WHAT TO PRODUCE
The output should contain the listing word for word and no pictures.

SUPPLIED DATA

------

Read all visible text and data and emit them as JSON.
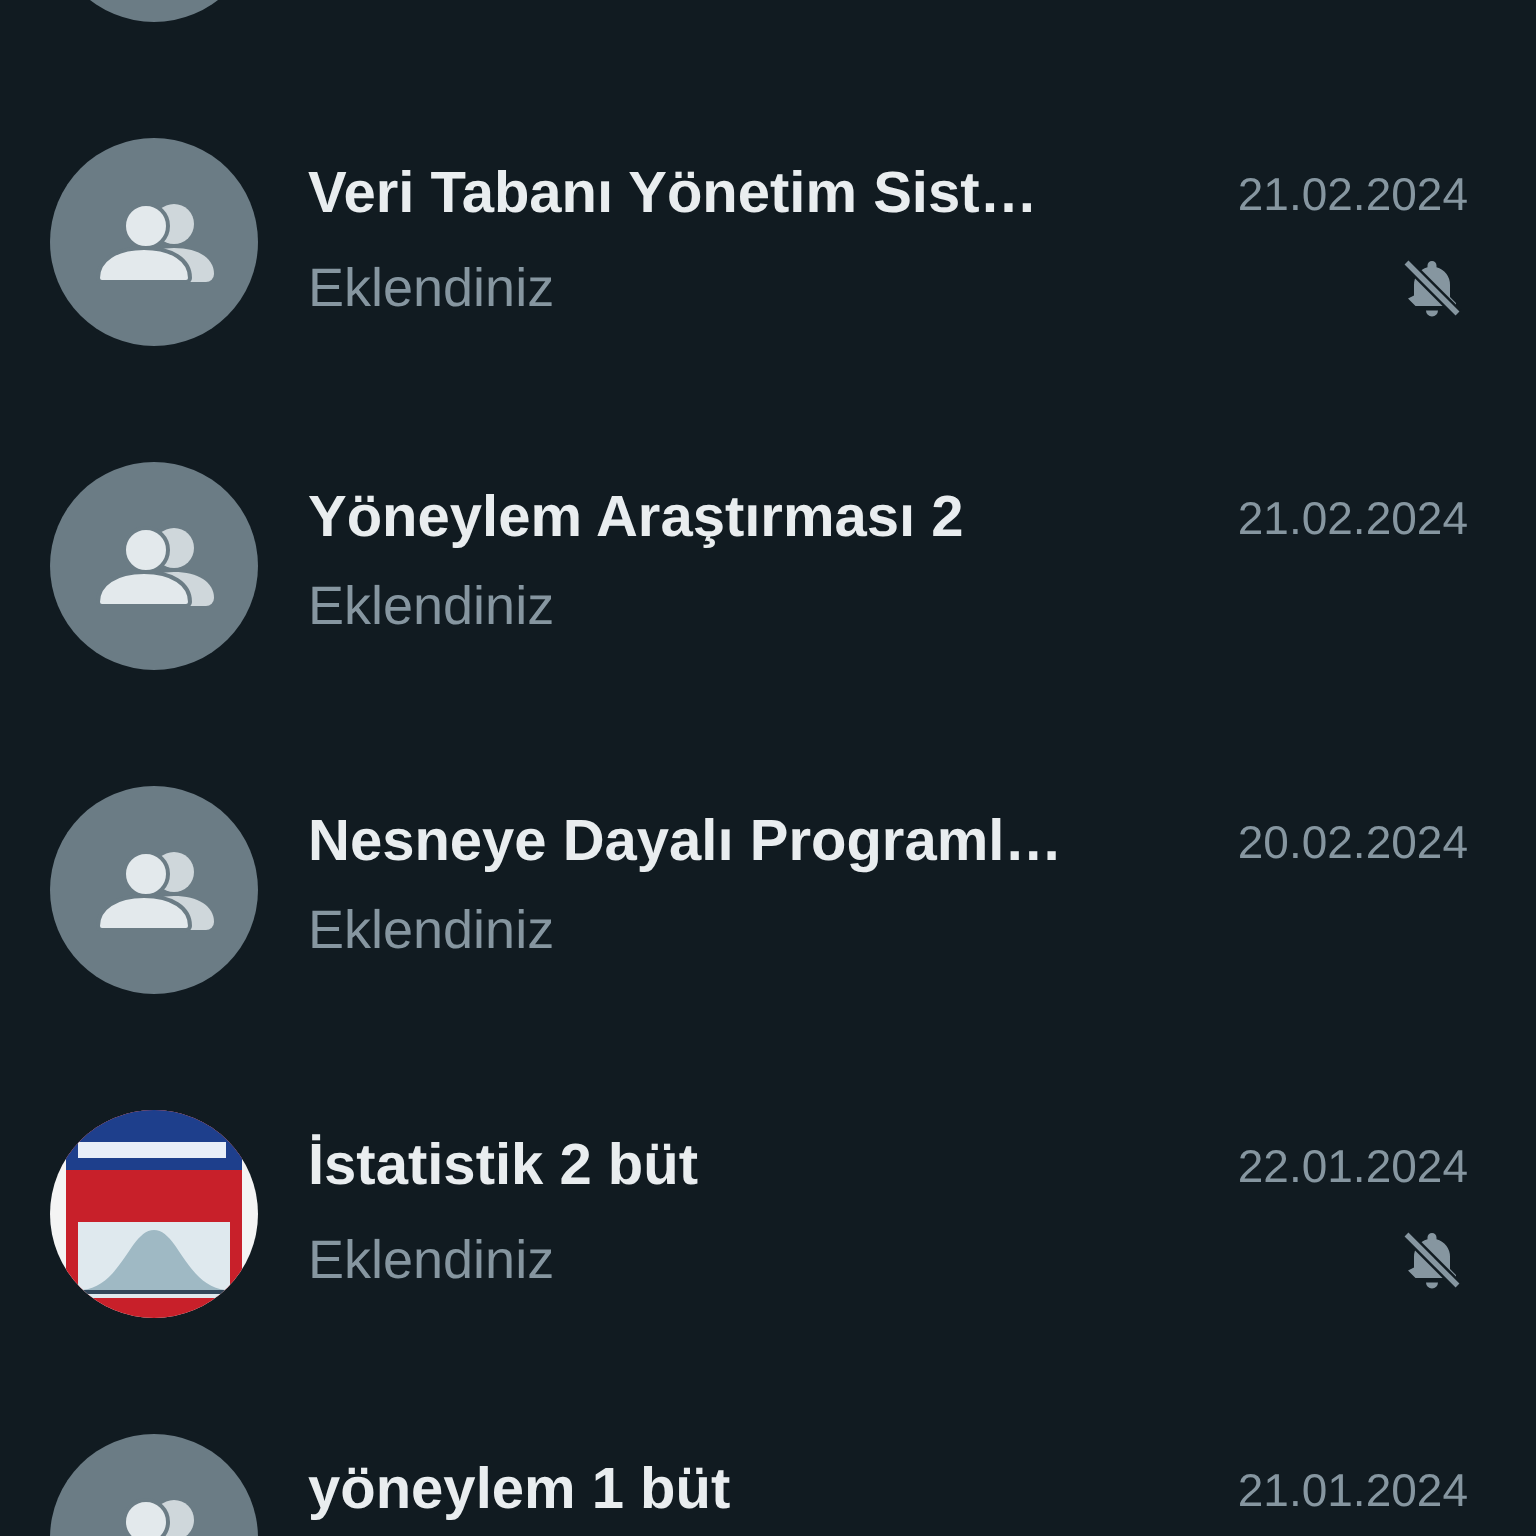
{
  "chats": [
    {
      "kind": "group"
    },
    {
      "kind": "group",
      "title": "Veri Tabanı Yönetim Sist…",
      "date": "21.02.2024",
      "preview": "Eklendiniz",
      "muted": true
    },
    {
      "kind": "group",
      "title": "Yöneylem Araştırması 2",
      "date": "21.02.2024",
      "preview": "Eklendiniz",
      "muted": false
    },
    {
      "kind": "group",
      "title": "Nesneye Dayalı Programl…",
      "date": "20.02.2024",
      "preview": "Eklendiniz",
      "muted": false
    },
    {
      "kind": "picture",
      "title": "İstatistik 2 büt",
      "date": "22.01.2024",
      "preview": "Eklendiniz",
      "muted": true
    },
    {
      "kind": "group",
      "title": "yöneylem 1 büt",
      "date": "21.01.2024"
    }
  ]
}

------

WRITTEN RESPONSE
Read all visible text and data and emit them as JSON.
{
  "chats": [
    {
      "kind": "group"
    },
    {
      "kind": "group",
      "title": "Veri Tabanı Yönetim Sist…",
      "date": "21.02.2024",
      "preview": "Eklendiniz",
      "muted": true
    },
    {
      "kind": "group",
      "title": "Yöneylem Araştırması 2",
      "date": "21.02.2024",
      "preview": "Eklendiniz",
      "muted": false
    },
    {
      "kind": "group",
      "title": "Nesneye Dayalı Programl…",
      "date": "20.02.2024",
      "preview": "Eklendiniz",
      "muted": false
    },
    {
      "kind": "picture",
      "title": "İstatistik 2 büt",
      "date": "22.01.2024",
      "preview": "Eklendiniz",
      "muted": true
    },
    {
      "kind": "group",
      "title": "yöneylem 1 büt",
      "date": "21.01.2024"
    }
  ]
}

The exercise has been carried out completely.